Global trade continued to influence markets this week, and while there were some positive days, equity markets ultimately closed the week lower.

Markets fell on Monday (25th June) following reports the U.S. was preparing to step up pressure on China, by invoking emergency powers using an obscure 1970s law which would have allowed them to block China from acquiring U.S. technology companies and their intellectual property.

world-markets-at-a-glance
This would have been an escalation from the tit-for-tat tariff exchanges, however, Donald Trump appears to be mindful of the market’s reaction, as he did another policy U-turn, stating that existing legislation was actually more than sufficient to constrain unfair Chinese practices.

Equity markets were relieved by his change of tact, however, his flip flopping is difficult to navigate and Trump appears to be trying to please everyone in the build up to the midterm elections in November.

UK GDP for the first quarter of 2018 was revised up to 0.2% this week increasing the chances of an August rise in U.K. interest rates. The newest member of the MPC (Professor Jonathan Haskel) gave us insight to how he views the U.K. economy this week. Haskel is set to replace hawkish MPC member, Ian McCafferty, in September, and his initial comments suggest he is more dovish, as he suggested there is more slack in the economy and that wage pressures would stay relatively weak.

We begin a new month next week and so most regions will be reporting PMI data. On Sunday presidential elections take place in Mexico, the current front runner, a left wing candidate, has promised to put the poor first and stand up to Donald Trump.

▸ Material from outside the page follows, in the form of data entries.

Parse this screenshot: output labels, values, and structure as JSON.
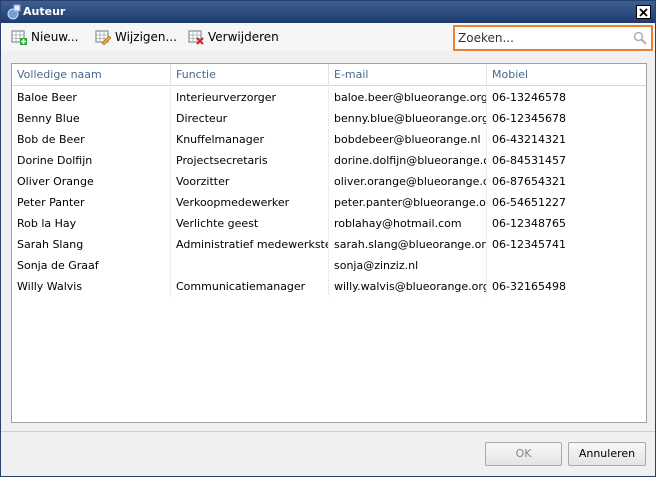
{
  "window": {
    "title": "Auteur"
  },
  "toolbar": {
    "new_label": "Nieuw...",
    "edit_label": "Wijzigen...",
    "delete_label": "Verwijderen"
  },
  "search": {
    "placeholder": "Zoeken..."
  },
  "table": {
    "columns": [
      "Volledige naam",
      "Functie",
      "E-mail",
      "Mobiel"
    ],
    "rows": [
      [
        "Baloe Beer",
        "Interieurverzorger",
        "baloe.beer@blueorange.org",
        "06-13246578"
      ],
      [
        "Benny Blue",
        "Directeur",
        "benny.blue@blueorange.org",
        "06-12345678"
      ],
      [
        "Bob de Beer",
        "Knuffelmanager",
        "bobdebeer@blueorange.nl",
        "06-43214321"
      ],
      [
        "Dorine Dolfijn",
        "Projectsecretaris",
        "dorine.dolfijn@blueorange.org",
        "06-84531457"
      ],
      [
        "Oliver Orange",
        "Voorzitter",
        "oliver.orange@blueorange.org",
        "06-87654321"
      ],
      [
        "Peter Panter",
        "Verkoopmedewerker",
        "peter.panter@blueorange.org",
        "06-54651227"
      ],
      [
        "Rob la Hay",
        "Verlichte geest",
        "roblahay@hotmail.com",
        "06-12348765"
      ],
      [
        "Sarah Slang",
        "Administratief medewerkster",
        "sarah.slang@blueorange.org",
        "06-12345741"
      ],
      [
        "Sonja de Graaf",
        "",
        "sonja@zinziz.nl",
        ""
      ],
      [
        "Willy Walvis",
        "Communicatiemanager",
        "willy.walvis@blueorange.org",
        "06-32165498"
      ]
    ]
  },
  "footer": {
    "ok_label": "OK",
    "cancel_label": "Annuleren"
  },
  "colors": {
    "title_bar": "#1e3c6e",
    "search_border": "#f08030",
    "header_text": "#4a6890"
  }
}
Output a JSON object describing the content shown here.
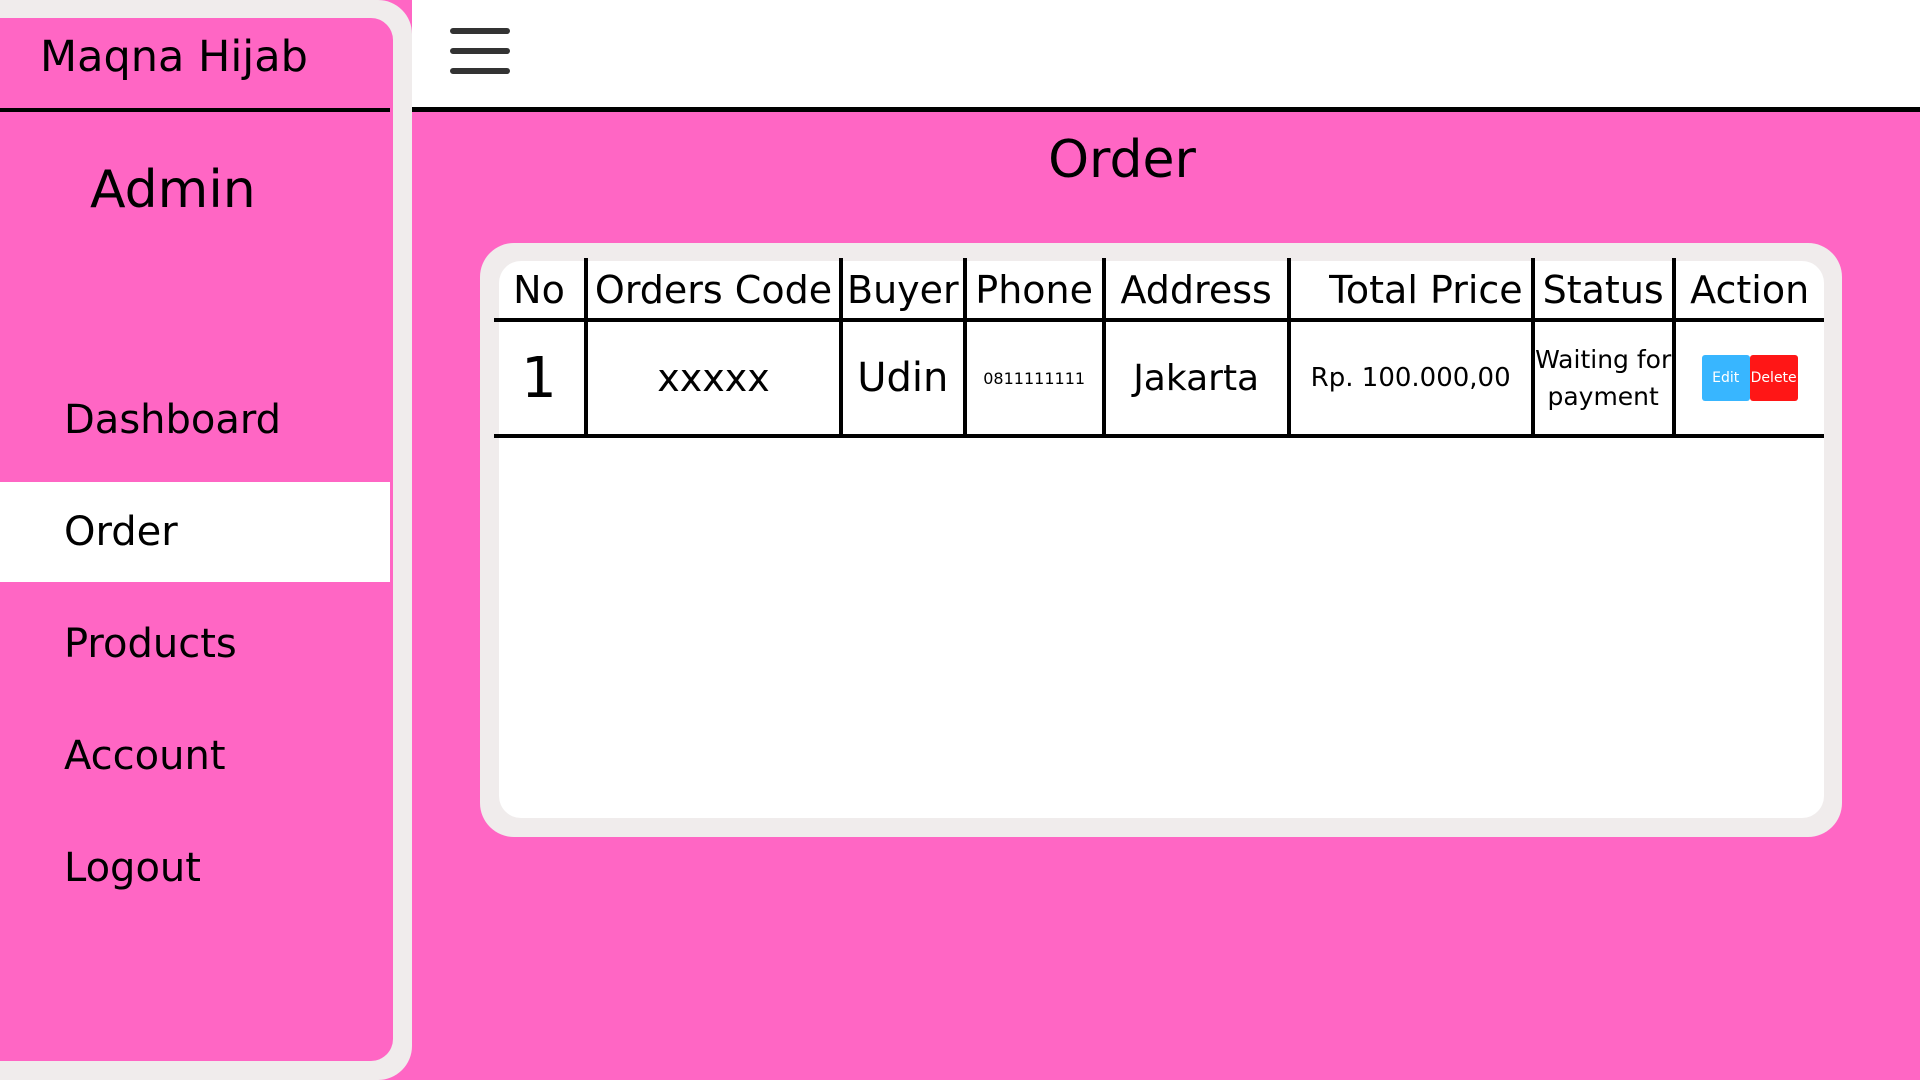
{
  "sidebar": {
    "brand": "Maqna Hijab",
    "role": "Admin",
    "items": [
      {
        "label": "Dashboard"
      },
      {
        "label": "Order"
      },
      {
        "label": "Products"
      },
      {
        "label": "Account"
      },
      {
        "label": "Logout"
      }
    ],
    "active": "Order"
  },
  "header": {
    "menu_icon": "hamburger-menu-icon"
  },
  "main": {
    "title": "Order",
    "table": {
      "columns": [
        "No",
        "Orders Code",
        "Buyer",
        "Phone",
        "Address",
        "Total Price",
        "Status",
        "Action"
      ],
      "rows": [
        {
          "no": "1",
          "code": "xxxxx",
          "buyer": "Udin",
          "phone": "0811111111",
          "address": "Jakarta",
          "total": "Rp. 100.000,00",
          "status": "Waiting for payment",
          "edit_label": "Edit",
          "delete_label": "Delete"
        }
      ]
    }
  },
  "colors": {
    "background": "#ff66c4",
    "frame": "#f0ecec",
    "edit": "#38b6ff",
    "delete": "#ff1616"
  }
}
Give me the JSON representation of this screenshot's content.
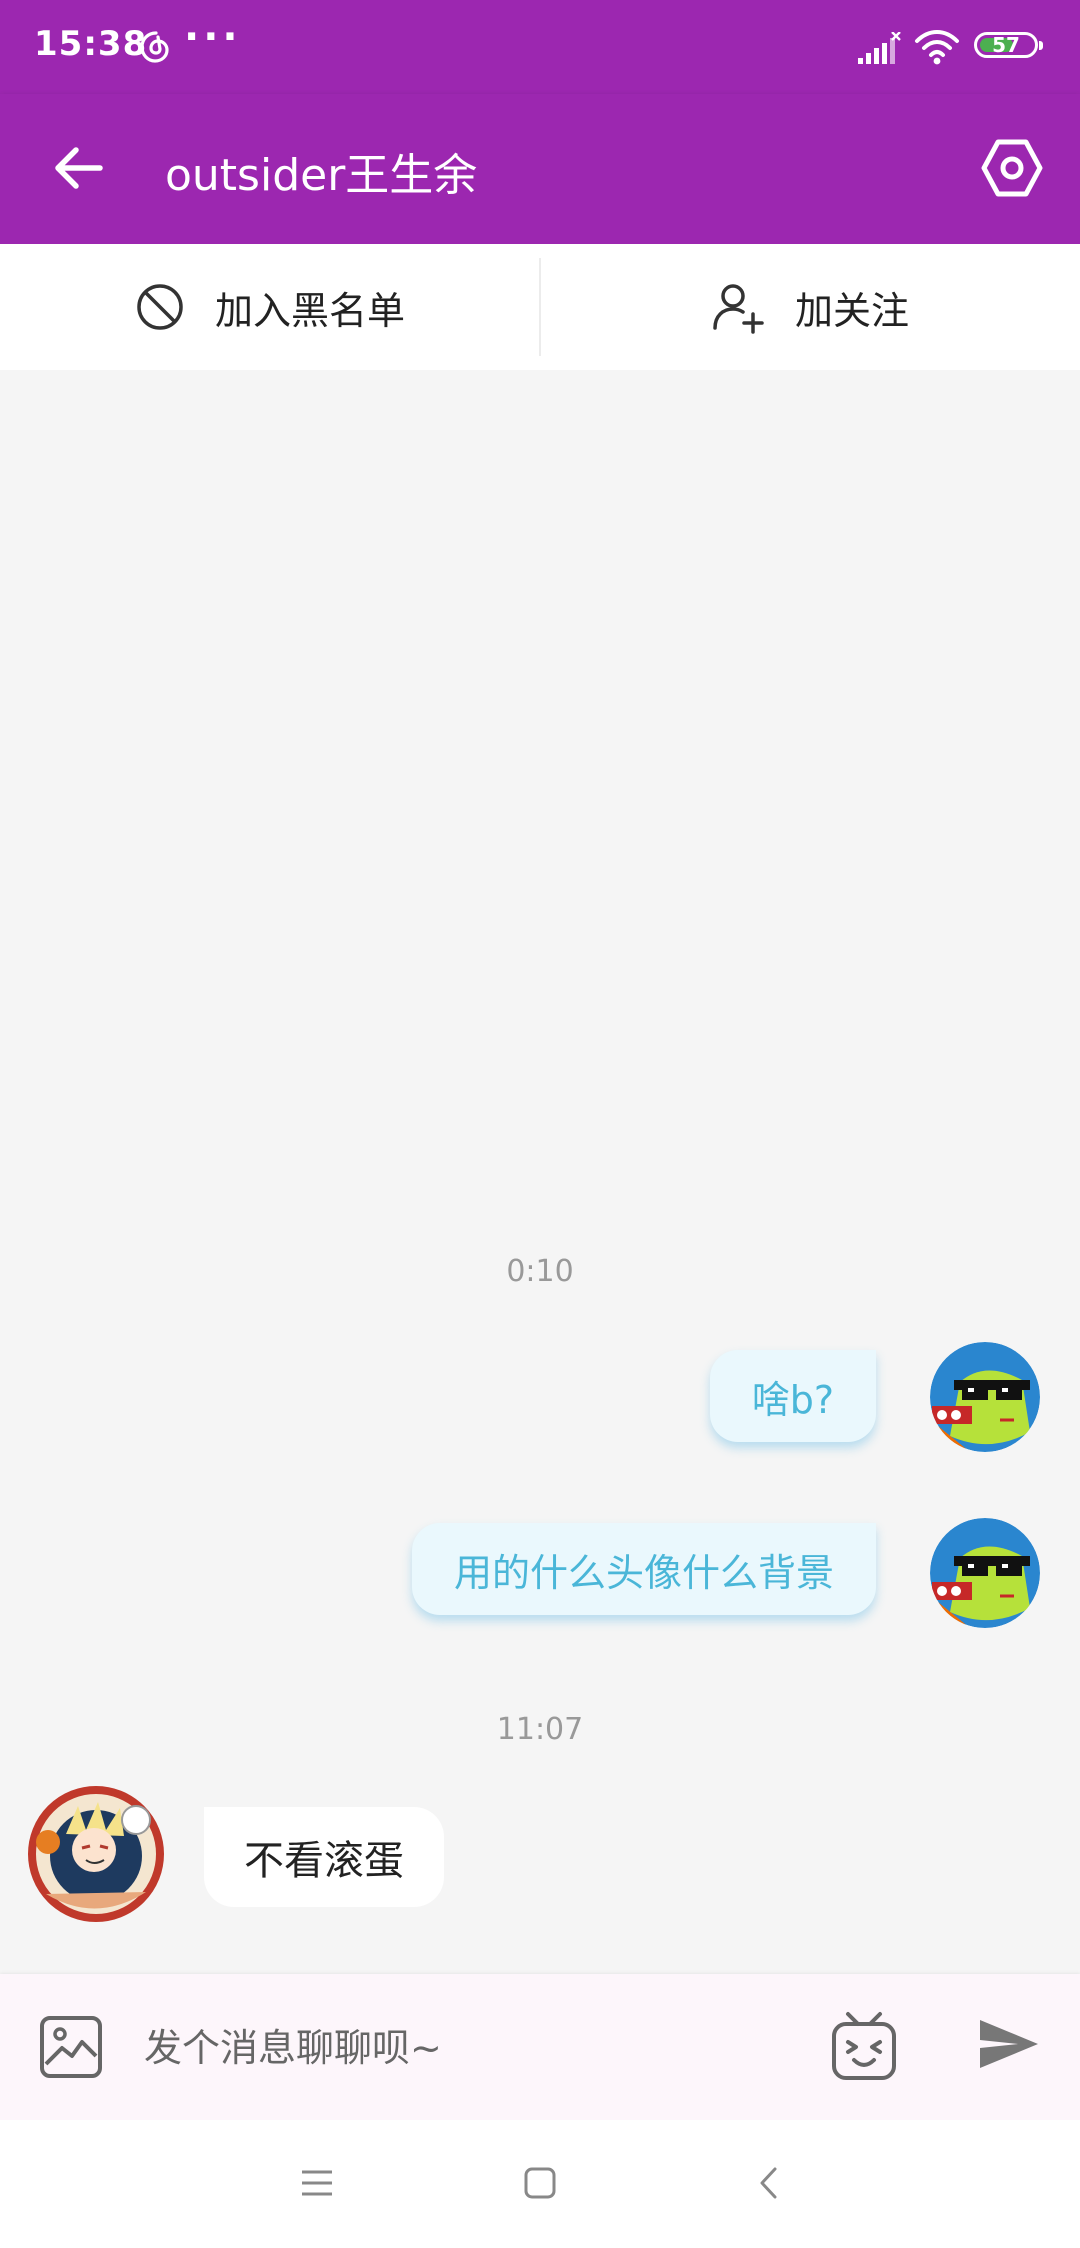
{
  "status_bar": {
    "time": "15:38",
    "more": "···",
    "battery": "57",
    "battery_level": 0.57,
    "icons": [
      "netease-music-icon",
      "signal-icon",
      "wifi-icon",
      "battery-icon"
    ]
  },
  "app_bar": {
    "title": "outsider王生余",
    "back_icon": "arrow-left-icon",
    "settings_icon": "hexagon-settings-icon"
  },
  "actions": {
    "block_label": "加入黑名单",
    "follow_label": "加关注"
  },
  "messages": {
    "time_1": "0:10",
    "out_1": "啥b?",
    "out_2": "用的什么头像什么背景",
    "time_2": "11:07",
    "in_1": "不看滚蛋"
  },
  "input": {
    "placeholder": "发个消息聊聊呗~",
    "value": ""
  },
  "colors": {
    "primary": "#9c27b0",
    "bubble_out_bg": "#eaf8fd",
    "bubble_out_text": "#4ab6d8"
  },
  "nav_bar": {
    "icons": [
      "menu-icon",
      "home-square-icon",
      "back-chevron-icon"
    ]
  }
}
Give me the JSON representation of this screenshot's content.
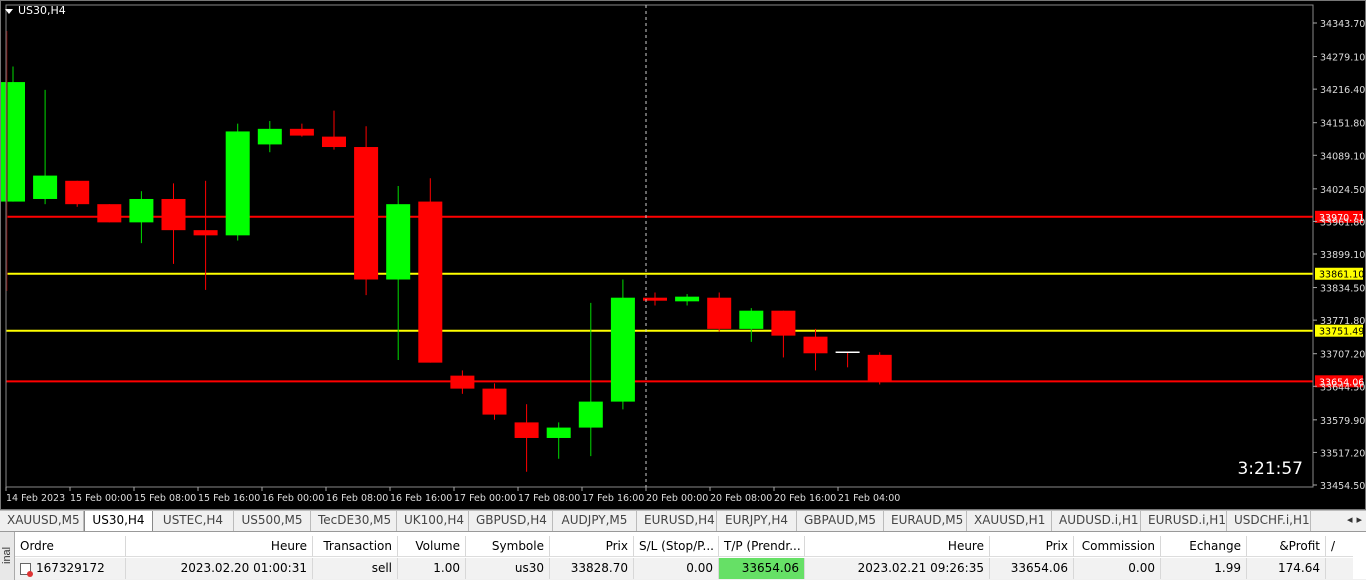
{
  "chart": {
    "title": "US30,H4",
    "countdown": "3:21:57",
    "price_axis": [
      "34343.70",
      "34279.10",
      "34216.40",
      "34151.80",
      "34089.10",
      "34024.50",
      "33961.80",
      "33899.10",
      "33834.50",
      "33771.80",
      "33707.20",
      "33644.50",
      "33579.90",
      "33517.20",
      "33454.50"
    ],
    "time_axis": [
      "14 Feb 2023",
      "15 Feb 00:00",
      "15 Feb 08:00",
      "15 Feb 16:00",
      "16 Feb 00:00",
      "16 Feb 08:00",
      "16 Feb 16:00",
      "17 Feb 00:00",
      "17 Feb 08:00",
      "17 Feb 16:00",
      "20 Feb 00:00",
      "20 Feb 08:00",
      "20 Feb 16:00",
      "21 Feb 04:00"
    ],
    "lines": [
      {
        "price": 33970.71,
        "label": "33970.71",
        "color": "#ff0000",
        "label_bg": "#ff0000",
        "label_fg": "#ffffff"
      },
      {
        "price": 33861.1,
        "label": "33861.10",
        "color": "#ffff00",
        "label_bg": "#ffff00",
        "label_fg": "#000000"
      },
      {
        "price": 33751.49,
        "label": "33751.49",
        "color": "#ffff00",
        "label_bg": "#ffff00",
        "label_fg": "#000000"
      },
      {
        "price": 33654.06,
        "label": "33654.06",
        "color": "#ff0000",
        "label_bg": "#ff0000",
        "label_fg": "#ffffff"
      }
    ],
    "colors": {
      "bull": "#00ff00",
      "bear": "#ff0000",
      "wick_bull": "#00dd00",
      "wick_bear": "#ff0000",
      "neutral": "#ffffff"
    }
  },
  "chart_data": {
    "type": "candlestick",
    "title": "US30,H4",
    "ylim": [
      33430,
      34360
    ],
    "candles": [
      {
        "o": 34000,
        "h": 34260,
        "l": 34000,
        "c": 34230
      },
      {
        "o": 34005,
        "h": 34215,
        "l": 33995,
        "c": 34050
      },
      {
        "o": 34040,
        "h": 34040,
        "l": 33990,
        "c": 33995
      },
      {
        "o": 33995,
        "h": 33995,
        "l": 33960,
        "c": 33960
      },
      {
        "o": 33960,
        "h": 34020,
        "l": 33920,
        "c": 34005
      },
      {
        "o": 34005,
        "h": 34035,
        "l": 33880,
        "c": 33945
      },
      {
        "o": 33945,
        "h": 34040,
        "l": 33830,
        "c": 33935
      },
      {
        "o": 33935,
        "h": 34150,
        "l": 33925,
        "c": 34135
      },
      {
        "o": 34110,
        "h": 34155,
        "l": 34095,
        "c": 34140
      },
      {
        "o": 34140,
        "h": 34150,
        "l": 34125,
        "c": 34127
      },
      {
        "o": 34125,
        "h": 34175,
        "l": 34100,
        "c": 34105
      },
      {
        "o": 34105,
        "h": 34145,
        "l": 33820,
        "c": 33850
      },
      {
        "o": 33850,
        "h": 34030,
        "l": 33695,
        "c": 33995
      },
      {
        "o": 34000,
        "h": 34045,
        "l": 33690,
        "c": 33690
      },
      {
        "o": 33665,
        "h": 33675,
        "l": 33630,
        "c": 33640
      },
      {
        "o": 33640,
        "h": 33650,
        "l": 33580,
        "c": 33590
      },
      {
        "o": 33575,
        "h": 33610,
        "l": 33480,
        "c": 33545
      },
      {
        "o": 33545,
        "h": 33575,
        "l": 33505,
        "c": 33565
      },
      {
        "o": 33565,
        "h": 33805,
        "l": 33510,
        "c": 33615
      },
      {
        "o": 33615,
        "h": 33850,
        "l": 33600,
        "c": 33815
      },
      {
        "o": 33815,
        "h": 33825,
        "l": 33800,
        "c": 33810
      },
      {
        "o": 33808,
        "h": 33822,
        "l": 33800,
        "c": 33817
      },
      {
        "o": 33815,
        "h": 33825,
        "l": 33750,
        "c": 33755
      },
      {
        "o": 33755,
        "h": 33795,
        "l": 33730,
        "c": 33790
      },
      {
        "o": 33790,
        "h": 33790,
        "l": 33700,
        "c": 33742
      },
      {
        "o": 33740,
        "h": 33755,
        "l": 33675,
        "c": 33708
      },
      {
        "o": 33710,
        "h": 33710,
        "l": 33681,
        "c": 33709
      },
      {
        "o": 33705,
        "h": 33710,
        "l": 33648,
        "c": 33654
      }
    ]
  },
  "tabs": [
    "XAUUSD,M5",
    "US30,H4",
    "USTEC,H4",
    "US500,M5",
    "TecDE30,M5",
    "UK100,H4",
    "GBPUSD,H4",
    "AUDJPY,M5",
    "EURUSD,H4",
    "EURJPY,H4",
    "GBPAUD,M5",
    "EURAUD,M5",
    "XAUUSD,H1",
    "AUDUSD.i,H1",
    "EURUSD.i,H1",
    "USDCHF.i,H1"
  ],
  "active_tab": 1,
  "tab_nav": {
    "left": "◂",
    "right": "▸"
  },
  "terminal": {
    "side_label": "inal",
    "headers": [
      "Ordre",
      "Heure",
      "Transaction",
      "Volume",
      "Symbole",
      "Prix",
      "S/L (Stop/P...",
      "T/P (Prendr...",
      "Heure",
      "Prix",
      "Commission",
      "Echange",
      "&Profit",
      "/"
    ],
    "row": {
      "ordre": "167329172",
      "heure": "2023.02.20 01:00:31",
      "transaction": "sell",
      "volume": "1.00",
      "symbole": "us30",
      "prix": "33828.70",
      "sl": "0.00",
      "tp": "33654.06",
      "heure2": "2023.02.21 09:26:35",
      "prix2": "33654.06",
      "commission": "0.00",
      "echange": "1.99",
      "profit": "174.64"
    }
  }
}
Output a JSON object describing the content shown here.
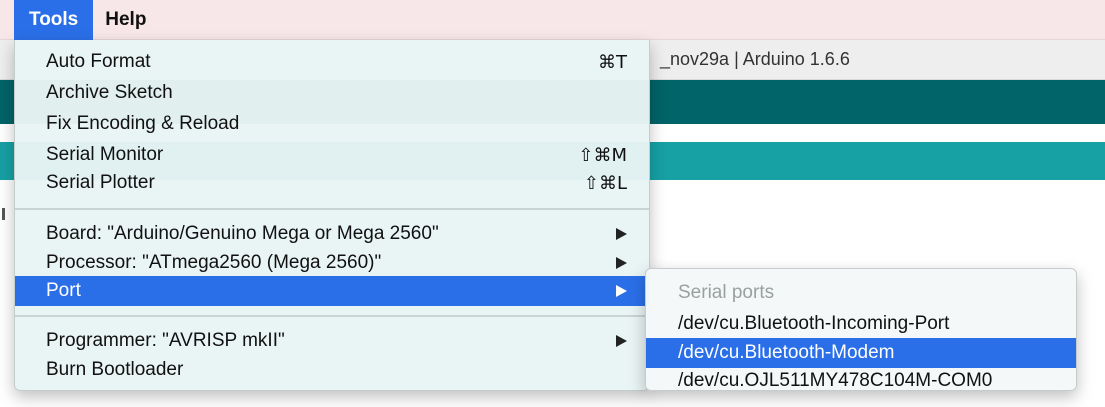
{
  "menubar": {
    "items": [
      {
        "label": "Tools",
        "active": true
      },
      {
        "label": "Help",
        "active": false
      }
    ]
  },
  "window": {
    "title": "_nov29a | Arduino 1.6.6",
    "colors": {
      "toolbar_dark": "#006468",
      "tab_bar": "#17a1a5",
      "highlight": "#2b6fe8"
    }
  },
  "tools_menu": {
    "items": [
      {
        "label": "Auto Format",
        "shortcut": "⌘T"
      },
      {
        "label": "Archive Sketch"
      },
      {
        "label": "Fix Encoding & Reload"
      },
      {
        "label": "Serial Monitor",
        "shortcut": "⇧⌘M"
      },
      {
        "label": "Serial Plotter",
        "shortcut": "⇧⌘L"
      },
      {
        "label": "Board: \"Arduino/Genuino Mega or Mega 2560\"",
        "submenu": true
      },
      {
        "label": "Processor: \"ATmega2560 (Mega 2560)\"",
        "submenu": true
      },
      {
        "label": "Port",
        "submenu": true,
        "highlighted": true
      },
      {
        "label": "Programmer: \"AVRISP mkII\"",
        "submenu": true
      },
      {
        "label": "Burn Bootloader"
      }
    ]
  },
  "port_submenu": {
    "header": "Serial ports",
    "items": [
      {
        "label": "/dev/cu.Bluetooth-Incoming-Port"
      },
      {
        "label": "/dev/cu.Bluetooth-Modem",
        "highlighted": true
      },
      {
        "label": "/dev/cu.OJL511MY478C104M-COM0"
      }
    ]
  }
}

On Wednesday the U.S. markets are closed for Independence Day and on Friday the U.S. is scheduled to impose tariffs on $34bn of Chinese goods.

Peter Quayle, Investment Management Expert*
*Peter Quayle is a Fund Manager at Wealth at Work Limited which is a member of the Wealth at Work group of companies